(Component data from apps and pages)

- - -

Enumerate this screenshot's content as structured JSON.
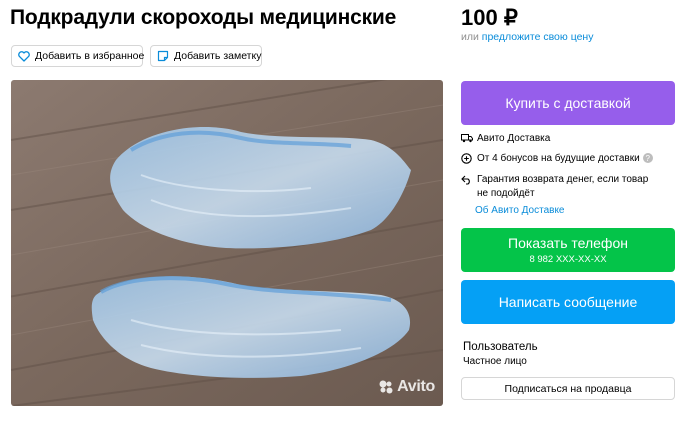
{
  "listing": {
    "title": "Подкрадули скороходы медицинские"
  },
  "price": {
    "value": "100 ₽",
    "alt_prefix": "или",
    "alt_link": "предложите свою цену"
  },
  "actions": {
    "favorite_label": "Добавить в избранное",
    "note_label": "Добавить заметку"
  },
  "photo": {
    "watermark": "Avito"
  },
  "buy": {
    "label": "Купить с доставкой"
  },
  "delivery": {
    "item1": "Авито Доставка",
    "item2": "От 4 бонусов на будущие доставки",
    "item2_help": "?",
    "item3_line1": "Гарантия возврата денег, если товар",
    "item3_line2": "не подойдёт",
    "link": "Об Авито Доставке"
  },
  "contact": {
    "phone_label": "Показать телефон",
    "phone_number": "8 982 XXX-XX-XX",
    "message_label": "Написать сообщение"
  },
  "seller": {
    "role": "Пользователь",
    "type": "Частное лицо",
    "subscribe_label": "Подписаться на продавца"
  },
  "colors": {
    "buy": "#965eeb",
    "phone": "#04c449",
    "message": "#05a0f5",
    "link": "#0a8cd9"
  },
  "icons": {
    "favorite": "heart-icon",
    "note": "note-icon",
    "delivery": "truck-icon",
    "bonus": "bonus-icon",
    "guarantee": "return-icon"
  }
}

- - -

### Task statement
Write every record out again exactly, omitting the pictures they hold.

### Your solution
Enumerate this screenshot's content as structured JSON.
{
  "listing": {
    "title": "Подкрадули скороходы медицинские"
  },
  "price": {
    "value": "100 ₽",
    "alt_prefix": "или",
    "alt_link": "предложите свою цену"
  },
  "actions": {
    "favorite_label": "Добавить в избранное",
    "note_label": "Добавить заметку"
  },
  "photo": {
    "watermark": "Avito"
  },
  "buy": {
    "label": "Купить с доставкой"
  },
  "delivery": {
    "item1": "Авито Доставка",
    "item2": "От 4 бонусов на будущие доставки",
    "item2_help": "?",
    "item3_line1": "Гарантия возврата денег, если товар",
    "item3_line2": "не подойдёт",
    "link": "Об Авито Доставке"
  },
  "contact": {
    "phone_label": "Показать телефон",
    "phone_number": "8 982 XXX-XX-XX",
    "message_label": "Написать сообщение"
  },
  "seller": {
    "role": "Пользователь",
    "type": "Частное лицо",
    "subscribe_label": "Подписаться на продавца"
  },
  "colors": {
    "buy": "#965eeb",
    "phone": "#04c449",
    "message": "#05a0f5",
    "link": "#0a8cd9"
  },
  "icons": {
    "favorite": "heart-icon",
    "note": "note-icon",
    "delivery": "truck-icon",
    "bonus": "bonus-icon",
    "guarantee": "return-icon"
  }
}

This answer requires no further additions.